▸ Aim of the task
Return the listing that follows exactly, with no pictures included.

▸ Given entries
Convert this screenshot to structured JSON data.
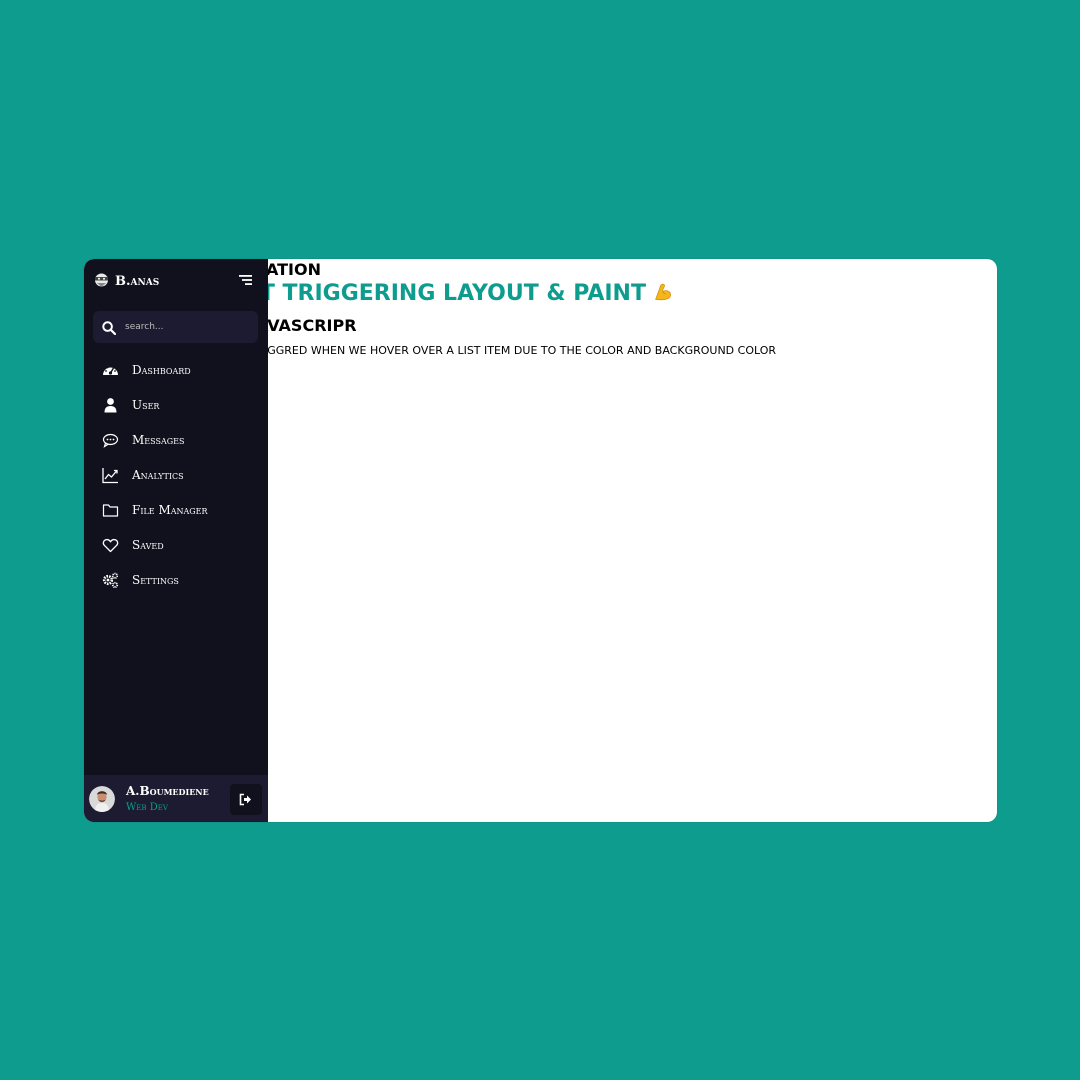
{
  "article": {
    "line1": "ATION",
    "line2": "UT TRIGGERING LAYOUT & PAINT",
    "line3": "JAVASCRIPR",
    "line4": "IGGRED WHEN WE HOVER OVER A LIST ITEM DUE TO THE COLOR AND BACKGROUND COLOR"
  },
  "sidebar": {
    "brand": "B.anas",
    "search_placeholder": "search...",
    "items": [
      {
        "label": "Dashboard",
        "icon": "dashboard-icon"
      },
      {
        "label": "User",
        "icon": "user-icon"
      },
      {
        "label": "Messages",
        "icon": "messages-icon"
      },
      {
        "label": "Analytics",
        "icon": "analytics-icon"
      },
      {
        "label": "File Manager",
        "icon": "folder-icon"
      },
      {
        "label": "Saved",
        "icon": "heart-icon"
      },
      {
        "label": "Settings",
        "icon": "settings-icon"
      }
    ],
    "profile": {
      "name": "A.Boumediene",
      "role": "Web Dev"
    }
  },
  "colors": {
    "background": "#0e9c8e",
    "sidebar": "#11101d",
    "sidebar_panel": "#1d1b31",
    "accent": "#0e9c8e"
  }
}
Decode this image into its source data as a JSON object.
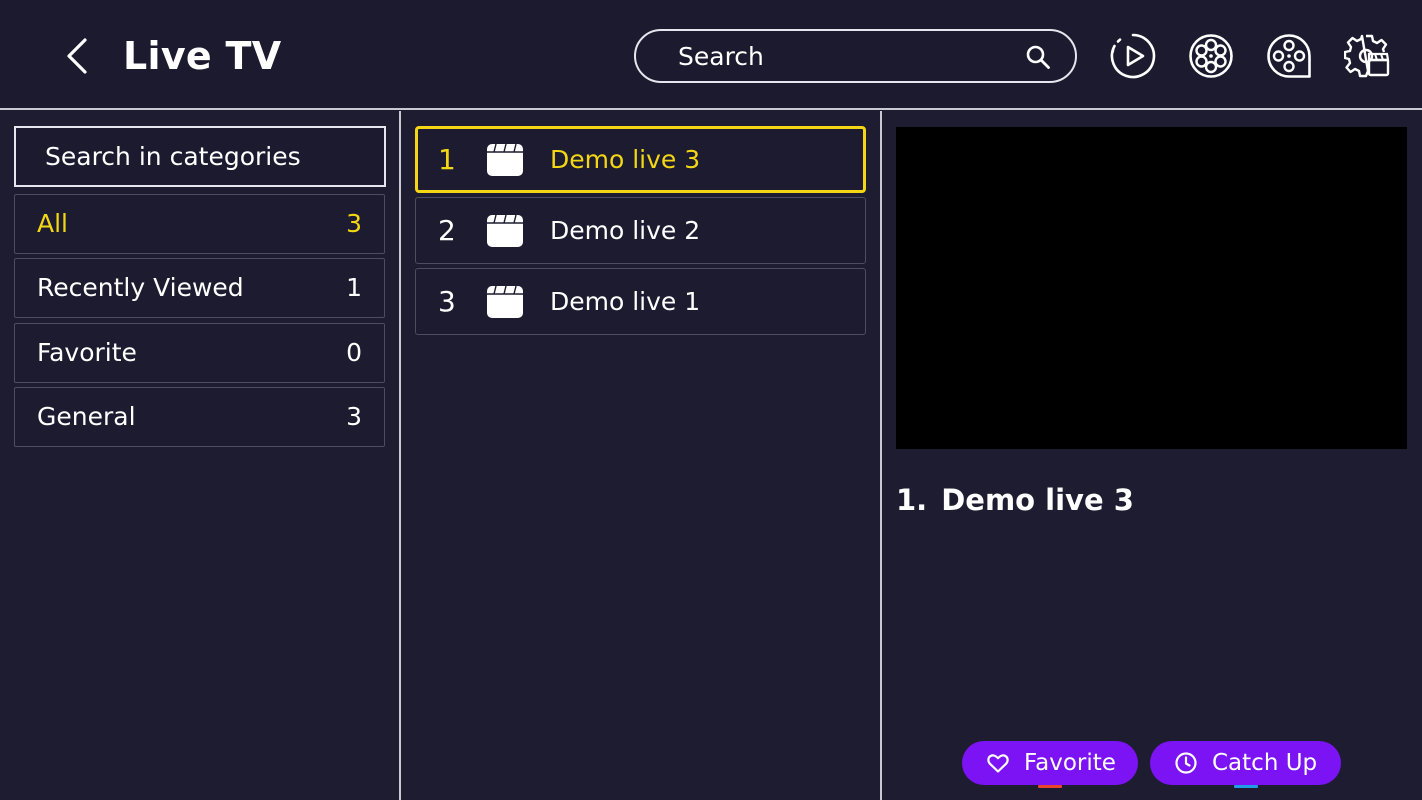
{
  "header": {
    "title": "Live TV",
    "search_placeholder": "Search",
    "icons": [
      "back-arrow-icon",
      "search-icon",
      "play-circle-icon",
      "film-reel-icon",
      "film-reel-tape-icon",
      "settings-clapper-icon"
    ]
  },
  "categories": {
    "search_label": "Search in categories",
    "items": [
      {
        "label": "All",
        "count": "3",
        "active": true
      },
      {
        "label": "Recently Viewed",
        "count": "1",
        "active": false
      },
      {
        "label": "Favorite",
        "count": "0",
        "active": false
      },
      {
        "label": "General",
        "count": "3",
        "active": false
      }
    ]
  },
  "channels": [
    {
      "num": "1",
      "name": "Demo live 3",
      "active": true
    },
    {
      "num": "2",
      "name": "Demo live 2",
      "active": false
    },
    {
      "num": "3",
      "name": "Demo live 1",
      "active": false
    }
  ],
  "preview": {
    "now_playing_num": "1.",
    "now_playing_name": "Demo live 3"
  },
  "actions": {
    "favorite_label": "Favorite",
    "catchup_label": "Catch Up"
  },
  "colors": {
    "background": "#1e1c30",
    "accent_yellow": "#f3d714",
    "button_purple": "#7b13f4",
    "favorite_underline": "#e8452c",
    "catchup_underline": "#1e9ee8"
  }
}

▸ The answer
Convert this screenshot to structured JSON data.
{
  "article": {
    "line1": "ATION",
    "line2": "UT TRIGGERING LAYOUT & PAINT",
    "line3": "JAVASCRIPR",
    "line4": "IGGRED WHEN WE HOVER OVER A LIST ITEM DUE TO THE COLOR AND BACKGROUND COLOR"
  },
  "sidebar": {
    "brand": "B.anas",
    "search_placeholder": "search...",
    "items": [
      {
        "label": "Dashboard",
        "icon": "dashboard-icon"
      },
      {
        "label": "User",
        "icon": "user-icon"
      },
      {
        "label": "Messages",
        "icon": "messages-icon"
      },
      {
        "label": "Analytics",
        "icon": "analytics-icon"
      },
      {
        "label": "File Manager",
        "icon": "folder-icon"
      },
      {
        "label": "Saved",
        "icon": "heart-icon"
      },
      {
        "label": "Settings",
        "icon": "settings-icon"
      }
    ],
    "profile": {
      "name": "A.Boumediene",
      "role": "Web Dev"
    }
  },
  "colors": {
    "background": "#0e9c8e",
    "sidebar": "#11101d",
    "sidebar_panel": "#1d1b31",
    "accent": "#0e9c8e"
  }
}
Decode this image into its source data as a JSON object.
{
  "header": {
    "title": "Live TV",
    "search_placeholder": "Search",
    "icons": [
      "back-arrow-icon",
      "search-icon",
      "play-circle-icon",
      "film-reel-icon",
      "film-reel-tape-icon",
      "settings-clapper-icon"
    ]
  },
  "categories": {
    "search_label": "Search in categories",
    "items": [
      {
        "label": "All",
        "count": "3",
        "active": true
      },
      {
        "label": "Recently Viewed",
        "count": "1",
        "active": false
      },
      {
        "label": "Favorite",
        "count": "0",
        "active": false
      },
      {
        "label": "General",
        "count": "3",
        "active": false
      }
    ]
  },
  "channels": [
    {
      "num": "1",
      "name": "Demo live 3",
      "active": true
    },
    {
      "num": "2",
      "name": "Demo live 2",
      "active": false
    },
    {
      "num": "3",
      "name": "Demo live 1",
      "active": false
    }
  ],
  "preview": {
    "now_playing_num": "1.",
    "now_playing_name": "Demo live 3"
  },
  "actions": {
    "favorite_label": "Favorite",
    "catchup_label": "Catch Up"
  },
  "colors": {
    "background": "#1e1c30",
    "accent_yellow": "#f3d714",
    "button_purple": "#7b13f4",
    "favorite_underline": "#e8452c",
    "catchup_underline": "#1e9ee8"
  }
}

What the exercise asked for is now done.